(Dataset entries)
┌────────

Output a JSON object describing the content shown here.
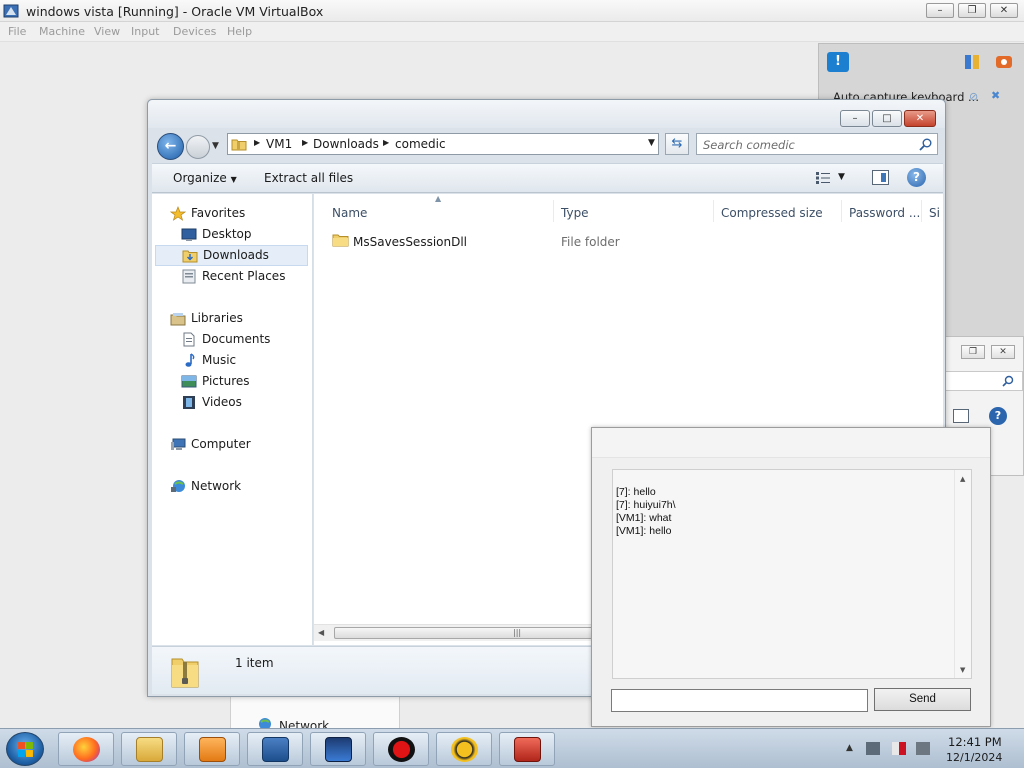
{
  "host": {
    "title": "windows vista [Running] - Oracle VM VirtualBox",
    "menu": [
      "File",
      "Machine",
      "View",
      "Input",
      "Devices",
      "Help"
    ],
    "notice_text": "Auto capture keyboard ..."
  },
  "explorer": {
    "breadcrumb": [
      "VM1",
      "Downloads",
      "comedic"
    ],
    "search_placeholder": "Search comedic",
    "toolbar": {
      "organize": "Organize",
      "extract": "Extract all files"
    },
    "nav": {
      "favorites": "Favorites",
      "desktop": "Desktop",
      "downloads": "Downloads",
      "recent": "Recent Places",
      "libraries": "Libraries",
      "documents": "Documents",
      "music": "Music",
      "pictures": "Pictures",
      "videos": "Videos",
      "computer": "Computer",
      "network": "Network"
    },
    "columns": {
      "name": "Name",
      "type": "Type",
      "compressed": "Compressed size",
      "password": "Password ...",
      "size": "Si"
    },
    "rows": [
      {
        "name": "MsSavesSessionDll",
        "type": "File folder"
      }
    ],
    "item_count": "1 item"
  },
  "background": {
    "network": "Network"
  },
  "chat": {
    "messages": [
      "[7]: hello",
      "[7]: huiyui7h\\",
      "[VM1]: what",
      "[VM1]: hello"
    ],
    "input_value": "",
    "send_label": "Send"
  },
  "taskbar": {
    "time": "12:41 PM",
    "date": "12/1/2024"
  },
  "colors": {
    "accent": "#1d7fcf",
    "close": "#c4422c",
    "taskbar": "#b9c9da"
  }
}
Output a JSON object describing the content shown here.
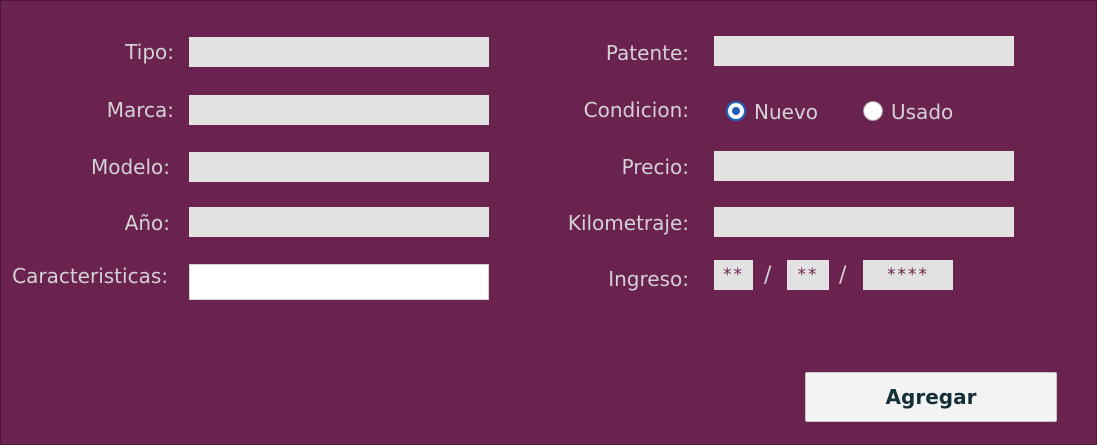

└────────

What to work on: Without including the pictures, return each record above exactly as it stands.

Exercise response:
Output a JSON object describing the content shown here.
{
  "host": {
    "title": "windows vista [Running] - Oracle VM VirtualBox",
    "menu": [
      "File",
      "Machine",
      "View",
      "Input",
      "Devices",
      "Help"
    ],
    "notice_text": "Auto capture keyboard ..."
  },
  "explorer": {
    "breadcrumb": [
      "VM1",
      "Downloads",
      "comedic"
    ],
    "search_placeholder": "Search comedic",
    "toolbar": {
      "organize": "Organize",
      "extract": "Extract all files"
    },
    "nav": {
      "favorites": "Favorites",
      "desktop": "Desktop",
      "downloads": "Downloads",
      "recent": "Recent Places",
      "libraries": "Libraries",
      "documents": "Documents",
      "music": "Music",
      "pictures": "Pictures",
      "videos": "Videos",
      "computer": "Computer",
      "network": "Network"
    },
    "columns": {
      "name": "Name",
      "type": "Type",
      "compressed": "Compressed size",
      "password": "Password ...",
      "size": "Si"
    },
    "rows": [
      {
        "name": "MsSavesSessionDll",
        "type": "File folder"
      }
    ],
    "item_count": "1 item"
  },
  "background": {
    "network": "Network"
  },
  "chat": {
    "messages": [
      "[7]: hello",
      "[7]: huiyui7h\\",
      "[VM1]: what",
      "[VM1]: hello"
    ],
    "input_value": "",
    "send_label": "Send"
  },
  "taskbar": {
    "time": "12:41 PM",
    "date": "12/1/2024"
  },
  "colors": {
    "accent": "#1d7fcf",
    "close": "#c4422c",
    "taskbar": "#b9c9da"
  }
}
Output a JSON object describing the content shown here.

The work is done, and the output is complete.